On the 29th July 1567, James VI was crowned king of Scotland when he was just 13 months old. As the great-great-grandson of Henry VII, King of England and Lord of Ireland, he succeeded Elizabeth I and became the first monarch to rule all three countries almost 36 years later.
James was the only son of Mary, Queen of Scots, and as such immediately became heir to the Scottish throne when he was born. However, his mother’s Roman Catholic faith caused her reign to be constantly under threat from the largely Protestant nobility, and was one of many reasons for her arrest and imprisonment in June 1567. She was forced to abdicate in favour of her young son a month later, and never saw him again as he was quickly taken away to be raised in Stirling Castle as a God-fearing Protestant king.
Having been crowned king when he was barely one year old, James obviously didn’t rule Scotland himself. Instead power lay with a series of four regents who handled the affairs of government until his minority ended in 1578 when he was 12 years old. However, he didn’t gain complete control over the government for another 5 years.
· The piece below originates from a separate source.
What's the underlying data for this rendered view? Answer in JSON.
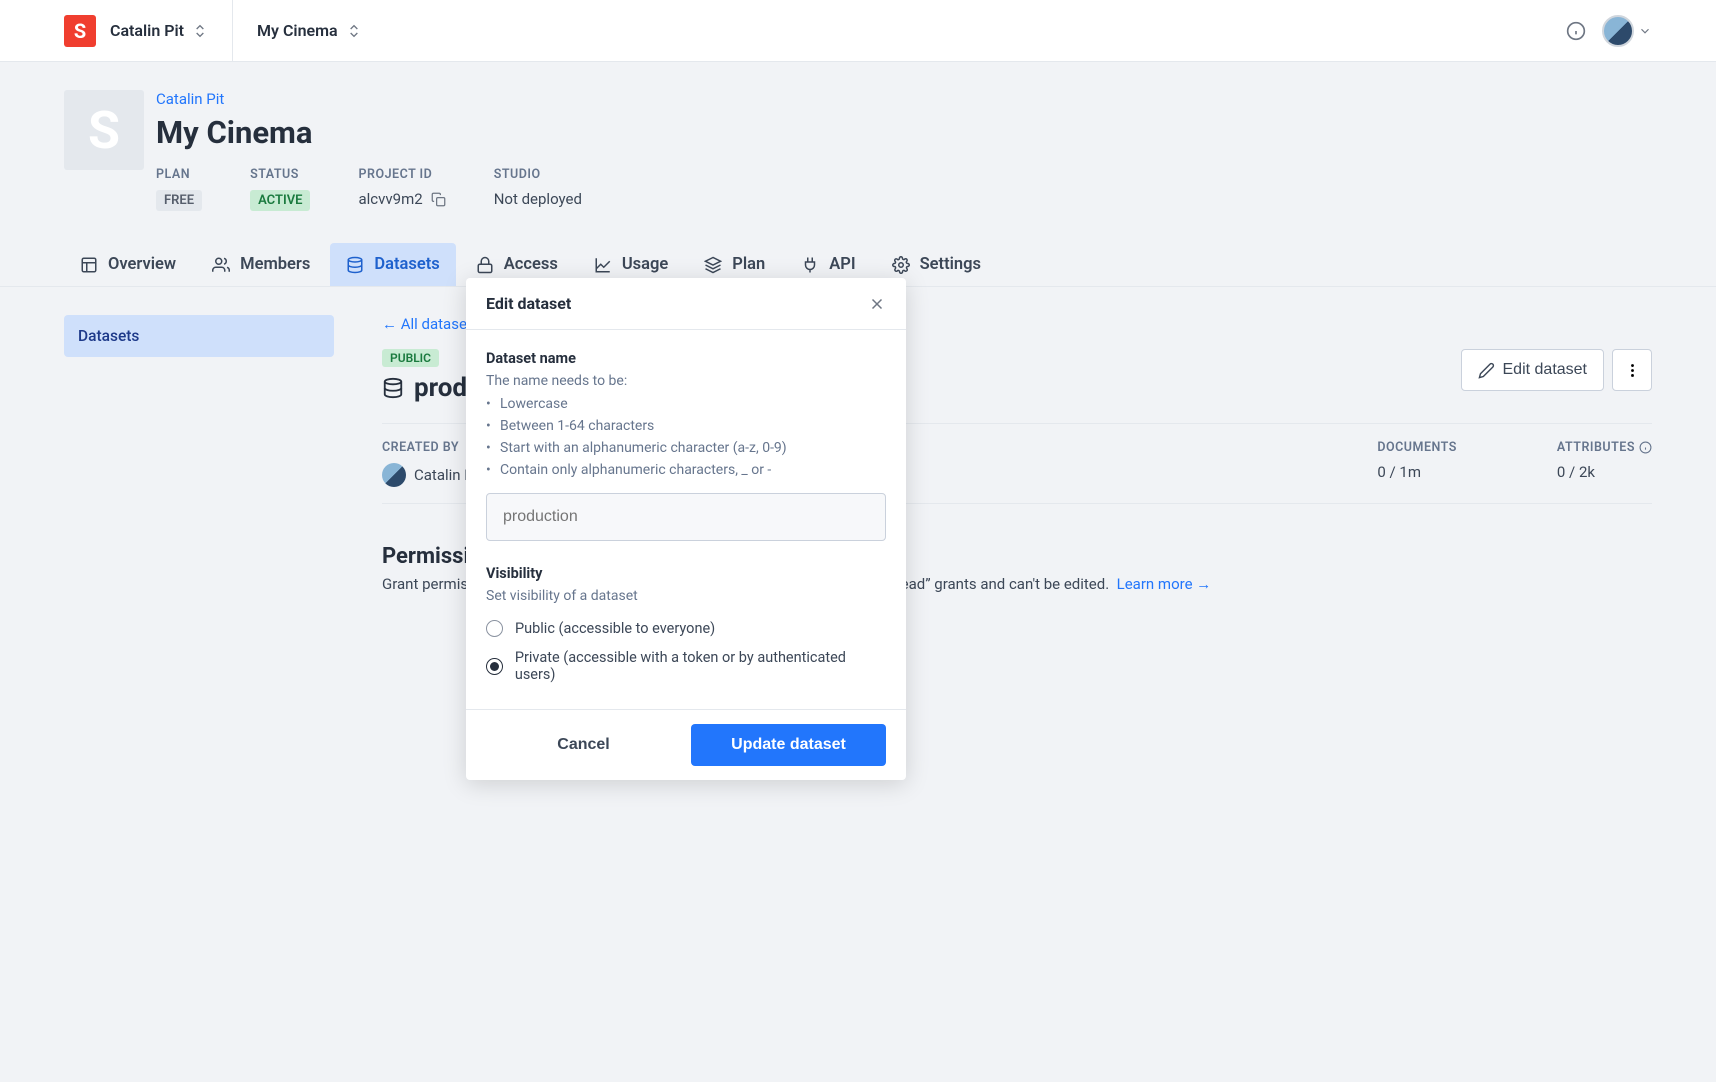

James ruled Scotland on its own until the 24th March 1603, when Elizabeth I of England – James’ first cousin twice removed – died and James was proclaimed king in a surprisingly smooth and peaceful succession. As such he was the first monarch to rule Scotland, England and Ireland in what is referred to as the Union of the Crowns.